North America’s smallest woodpecker, the Downy, uses its needle-like bill to probe likely hiding spots for bugs. A red patch on its head identifies this as a male.
A shadow passes overhead. With so many lakes, we have a healthy resident population of Bald Eagles which is supplemented significantly during migration. Territorial fights between northern visitors and the locals are fierce and commonplace. (Yes, I’m still talking about eagles.)
Florida does have a few Pied-billed Grebes which breed within the state. During the winter, the little “fuzzy-butts” (as Gini calls them) can be quite numerous on some lakes.
Wood Storks hold their bills in the water as they move and when they feel something they snap the bill shut and swallow their prey whole. They also use their feet to stir up the mud along the bottom to scare prey into moving.
Another shadow passes across the sun. The Turkey Vulture is as magnificent as the eagle when it comes to aerodynamics. I happen to think it has quite a handsome visage, but apparently my opinion is in the minority.
The hunting style of a Tricolored Heron is a bit different than most of its relatives. It usually walks quickly, runs, turns abruptly – it’s like watching some demented ballerina. They will also use their wings held high to create shade which entices small fish and – gulp!
Driving from one spot to another, Gini spotted a bagworm on a strand of fence. I believe this is Abbot’s Bagworm (Oiketicus abbotii), due to the structure of the “bag”. The female moth never leaves the case, or “bag”, and the male leaves just long enough to mate, typically less than a couple of days. Unique insects!

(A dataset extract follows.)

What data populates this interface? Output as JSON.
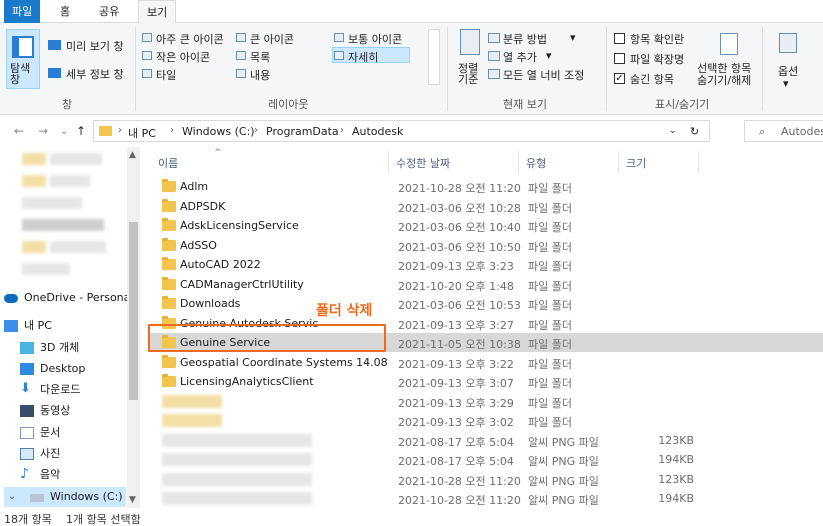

The Common Gallinule certainly lives up to its name in our area! They inhabit virtually all bodies of water, sometimes in incredible numbers. Thanks to Florida’s agreeable climate, these members of the rail family breed nearly year ’round.
Not as common or widespread as the Common Gallinule, the colorful Purple Gallinule seems to walk on water as its big feet help propel it across lily pads and weeds.
Some Brown Pelicans breed around interior lakes and we normally have a few locally all year long. It can be startling to have one of these large divers fall out of the sky and splash right in front of you!
Similar to the normally coastal pelicans, we have a few terns which stay with us all year. A large yellowish bill, black behind the eye and head and a clean white forehead help identify the large Royal Tern.
The back roads between lakes take us through fields and pastures and is a very relaxing experience. We leave you with a few bales of hay, cypress trees draped in Spanish moss and a splash of color from a Red Maple. As the old year has departed and we sweep up its remnants to engage the future, apply the wisdom of Mr. John Heywood of the 16th century (here is the modernized version):
“Make hay while the sun shines!”
Thank you all for traveling with us!
There will always be good times and bad. There will always be hope and despair. What we choose to remember, what we choose to grasp – shall make all the difference.
As for me and My Love, we choose to live our best life, today.
Enjoy your search for a natural place and come back for a visit!